Rape and forced circumcisions are being reported in Nairobi.

Amid the violence that engulfed several residential areas of the Kenyan capital following the declaration of controversial results of the presidential elections, women in particular have been targetted, with at least one hospital reporting a rise in the number of rape victims seeking treatment.

The Nairobi Women’s Hospital said it had on 31 December received 19 rape cases, almost double the daily average.

Violence erupted mostly in the slums of Nairobi and other areas soon after the Electoral Commission of Kenya announced that incumbent President Mwai Kibaki had won the poll, beating his opposition rival challenger Raila Odinga, who immediately rejected the result citing alleged rigging of the poll in Kibaki’s favour.

“It looked like it was mainly systematic gang rapes,” said Sam Thenya, the chief executive officer of the hospital.

“This is just the tip of the iceberg,” he said, adding that those who made it to the hospital had spoken of other rape survivors who could not seek treatment because the security situation prevented them from venturing out of the informal settlements or they lacked transport.

The rape victims in Nairobi came mainly from the slums of Kibera, Korogocho, Mathare and Dandora, according to Thenya.
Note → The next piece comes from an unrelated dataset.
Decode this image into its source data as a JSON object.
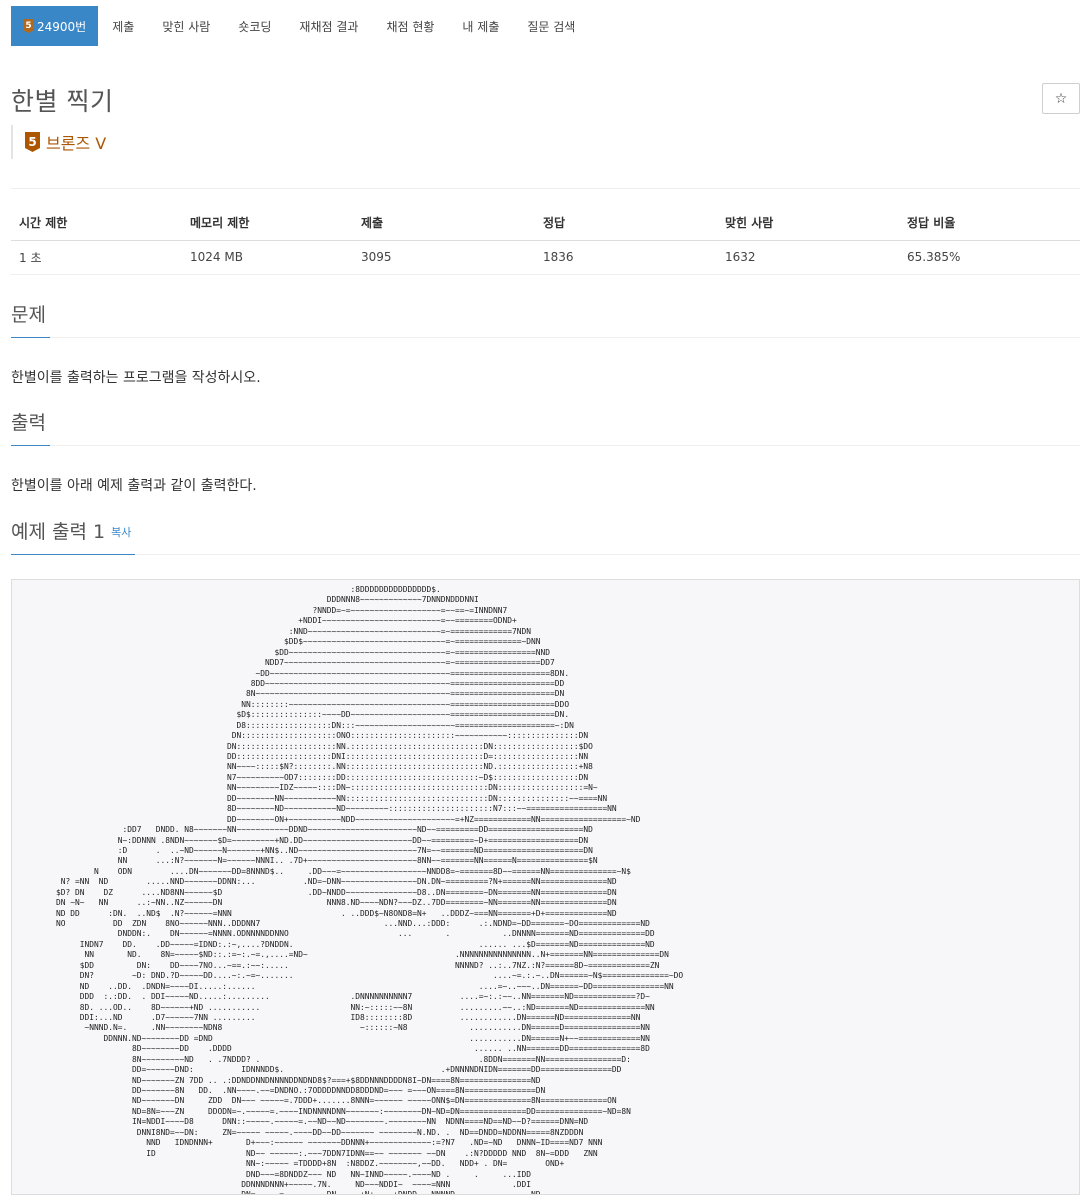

Violence has pitted mainly Odinga’s supporters against communities perceived to have voted for Kibaki, with cases of reprisal attacks also being reported.

Sexual violence has also been reported against men, with the Kenyatta National Hospital in Nairobi on 2 January saying several men had been admitted after they were assaulted during the violence.

“There are several men admitted in various wards after they were subjected to forced circumcision,” a source at the hospital said.

Odinga’s core supporters come from the Luo ethnic group that does not practise circumcision, while Kibaki draws most of his following from the Kikuyu group, one of several tribes in which male circumcision is an essential rite of passage from adolescence to manhood.